Reinstated Phaseouts: The Personal Exemption Phaseout (PEP) and the itemized deduction limits were reinstated for single taxpayers who earn $250,000 and $300,000 for joint filers. These rules are meant to reduce or eliminate the value of personal exemptions for taxpayers earning more than the income threshold. The effect of the reinstatement of the limits amounts increases taxes by just over 1 percent to the top tax rate as well as on capital gains rates.

Alternative Minimum Tax (AMT): AMT was created in 1969 to ensure that wealthy taxpayers pay at least some minimum amount of federal income tax, regardless of deductions, credits or exemptions. In essence, it is a flat tax with two brackets, 26 percent and 28 percent. Congress created a permanent inflation "patch" that would allow millions to escape AMT. Without it, the AMT would have hit 31 million taxpayers this year, reaching deeply into the middle class. The AMT exemption amount increased to $51,900 ($80,800 MFJ).

The Child Tax Credit: Up to $1,000 for each qualifying child who was under the age of 17 at the end of 2013. This credit can be claimed in addition to the credit for child and dependent care expenses, but phases out for married couples earning over $110,000 ($75,000 for singles). (IRS Publication 972.)

The Child and Dependent Care Credit: Available if you pay someone to care for your dependent that is under age 13, so that you can work or look for a job. The credit is 20 to 35 percent of your child-care expenses up to $6,000 -- the size of your credit depends on your income. (IRS Publication 503.)

The Earned Income Tax Credit (EITC): A refundable credit for married couples with 2013 earned income under $51,567 and singles who made less than $46,227. The more children you have, the more money you receive. Your income and family size determine the amount of the credit, but the maximum credit is $$6,044 this year. (IRS Publication 596.)

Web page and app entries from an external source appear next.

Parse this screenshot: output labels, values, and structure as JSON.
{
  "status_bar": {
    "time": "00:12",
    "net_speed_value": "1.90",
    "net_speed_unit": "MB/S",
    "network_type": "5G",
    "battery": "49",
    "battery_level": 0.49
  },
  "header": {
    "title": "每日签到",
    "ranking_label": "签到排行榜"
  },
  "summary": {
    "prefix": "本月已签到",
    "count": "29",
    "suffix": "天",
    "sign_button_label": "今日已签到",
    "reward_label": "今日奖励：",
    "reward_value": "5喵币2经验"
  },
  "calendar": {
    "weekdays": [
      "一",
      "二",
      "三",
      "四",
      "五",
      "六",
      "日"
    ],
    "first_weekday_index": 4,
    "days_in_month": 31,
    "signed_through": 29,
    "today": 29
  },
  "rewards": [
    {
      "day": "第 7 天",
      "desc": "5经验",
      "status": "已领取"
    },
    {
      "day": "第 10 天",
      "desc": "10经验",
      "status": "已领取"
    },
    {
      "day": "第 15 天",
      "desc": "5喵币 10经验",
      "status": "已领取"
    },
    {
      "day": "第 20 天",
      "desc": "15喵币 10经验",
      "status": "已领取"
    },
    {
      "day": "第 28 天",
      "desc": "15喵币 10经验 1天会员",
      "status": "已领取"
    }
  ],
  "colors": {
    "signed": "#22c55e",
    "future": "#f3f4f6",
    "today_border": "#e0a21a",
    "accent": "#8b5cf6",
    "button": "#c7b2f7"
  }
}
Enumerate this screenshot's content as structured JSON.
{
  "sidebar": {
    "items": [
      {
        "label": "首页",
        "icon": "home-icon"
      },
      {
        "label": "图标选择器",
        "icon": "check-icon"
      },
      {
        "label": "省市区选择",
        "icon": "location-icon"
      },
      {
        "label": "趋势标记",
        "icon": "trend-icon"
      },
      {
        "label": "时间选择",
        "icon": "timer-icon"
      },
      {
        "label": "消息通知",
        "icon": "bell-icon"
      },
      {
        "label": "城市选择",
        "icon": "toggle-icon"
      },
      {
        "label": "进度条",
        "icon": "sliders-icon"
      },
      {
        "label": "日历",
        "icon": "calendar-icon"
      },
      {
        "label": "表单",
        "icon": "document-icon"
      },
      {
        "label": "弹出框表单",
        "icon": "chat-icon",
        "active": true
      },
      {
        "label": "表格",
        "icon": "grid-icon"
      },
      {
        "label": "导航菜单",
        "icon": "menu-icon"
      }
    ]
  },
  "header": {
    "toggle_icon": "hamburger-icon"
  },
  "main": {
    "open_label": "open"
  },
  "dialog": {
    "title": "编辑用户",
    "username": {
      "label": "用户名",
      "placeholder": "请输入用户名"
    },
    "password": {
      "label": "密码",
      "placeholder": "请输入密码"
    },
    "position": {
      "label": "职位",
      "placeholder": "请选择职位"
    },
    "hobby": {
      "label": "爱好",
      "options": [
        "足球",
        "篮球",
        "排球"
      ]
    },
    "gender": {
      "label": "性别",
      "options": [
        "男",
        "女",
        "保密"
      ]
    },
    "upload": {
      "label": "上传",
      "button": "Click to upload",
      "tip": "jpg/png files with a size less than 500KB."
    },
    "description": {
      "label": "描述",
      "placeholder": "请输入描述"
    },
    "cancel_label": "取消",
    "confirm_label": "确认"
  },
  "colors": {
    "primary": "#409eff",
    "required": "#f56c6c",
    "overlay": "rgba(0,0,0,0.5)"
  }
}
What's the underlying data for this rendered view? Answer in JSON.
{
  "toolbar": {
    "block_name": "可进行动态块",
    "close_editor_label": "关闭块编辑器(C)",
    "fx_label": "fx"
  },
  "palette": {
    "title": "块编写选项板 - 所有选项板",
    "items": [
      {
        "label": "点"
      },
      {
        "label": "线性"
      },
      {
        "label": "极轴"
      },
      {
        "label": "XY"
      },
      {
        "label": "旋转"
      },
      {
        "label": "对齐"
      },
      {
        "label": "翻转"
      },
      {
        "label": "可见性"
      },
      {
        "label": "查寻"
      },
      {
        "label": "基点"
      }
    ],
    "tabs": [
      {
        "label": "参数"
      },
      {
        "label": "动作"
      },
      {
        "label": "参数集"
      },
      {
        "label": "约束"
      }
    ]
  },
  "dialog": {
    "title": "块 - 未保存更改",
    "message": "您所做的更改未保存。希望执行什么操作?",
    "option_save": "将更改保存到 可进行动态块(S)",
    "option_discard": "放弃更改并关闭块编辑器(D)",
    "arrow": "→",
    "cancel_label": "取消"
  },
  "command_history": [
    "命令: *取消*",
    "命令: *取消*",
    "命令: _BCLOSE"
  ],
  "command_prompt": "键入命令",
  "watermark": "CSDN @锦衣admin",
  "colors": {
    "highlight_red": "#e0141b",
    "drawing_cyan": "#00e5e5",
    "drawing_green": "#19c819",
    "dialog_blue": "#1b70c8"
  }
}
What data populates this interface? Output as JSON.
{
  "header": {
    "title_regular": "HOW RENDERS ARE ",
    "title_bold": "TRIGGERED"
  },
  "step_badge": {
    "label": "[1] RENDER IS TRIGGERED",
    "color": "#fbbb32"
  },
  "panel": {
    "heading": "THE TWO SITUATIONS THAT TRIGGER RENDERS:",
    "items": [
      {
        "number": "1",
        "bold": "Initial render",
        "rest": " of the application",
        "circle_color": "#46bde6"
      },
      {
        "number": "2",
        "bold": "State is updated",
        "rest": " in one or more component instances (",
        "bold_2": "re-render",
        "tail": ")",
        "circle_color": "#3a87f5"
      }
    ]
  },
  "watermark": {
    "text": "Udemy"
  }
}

American Opportunity Tax Credit: A refundable tax credit for undergraduate college education expenses that was extended through December 2017. The credit modifies the Hope Credit for higher education expenses, making it available to a broader range of taxpayers, including many with higher incomes and those who owe no tax. The full maximum annual credit of $2,500 per student is available to individuals, whose modified adjusted gross income (MAGI) is $80,000 or less, or $160,000 or less for married couples filing a joint return.

Lifetime learning credit income limits: In order to claim a lifetime learning credit, your MAGI must be less than $63,000 ($127,000 MFJ).

Medical and dental expenses: You can deduct only the part of your medical and dental expenses that exceed 10 percent of your AGI. The previous level of 7.5 percent is in effect if either you or your spouse is age 65 or older.

Standard mileage rates: The rate for business use of your vehicle is increased to 56½ cents per mile. The rate for use of your vehicle to get medical care or move is increased to 24 cents per mile. The rate of 14 cents per mile for charitable use is unchanged.

Retirement savings contribution credit income limit: In order to claim this credit, your MAGI must be less than $29,500 ($59,000 MFJ)

Adoption credit or exclusion: The maximum adoption credit or exclusion for employer-provided adoption benefits has increased to $12,970. In order to claim either the credit or exclusion, your MAGI must be less than $234,580.

IRS.gov Software, Tools, Info: The IRS provides free tax prep software (“Free File”) to taxpayers whose incomes are $58,000 or less; electronic e-filing is available to all taxpayers, regardless of income; and the “Where’s My Refund” tool allows people to track refunds within 24 hours after the IRS has received an e-filed return or within four weeks after you have mailed a paper return.

Patience: Tax time is, well, taxing. Pace yourself and if you can’t get your answer online and want to call the IRS, be prepared to wait. The agency has come under pressure, due to government cuts. In fiscal year 2013, the IRS answered only 61 percent of calls from taxpayers, and the average wait time to get an answer was nearly 18 minutes, according to the annual report of the National Taxpayer Advocate. If you need professional help, find it sooner rather than later. Tax pros rarely take on new clients after March.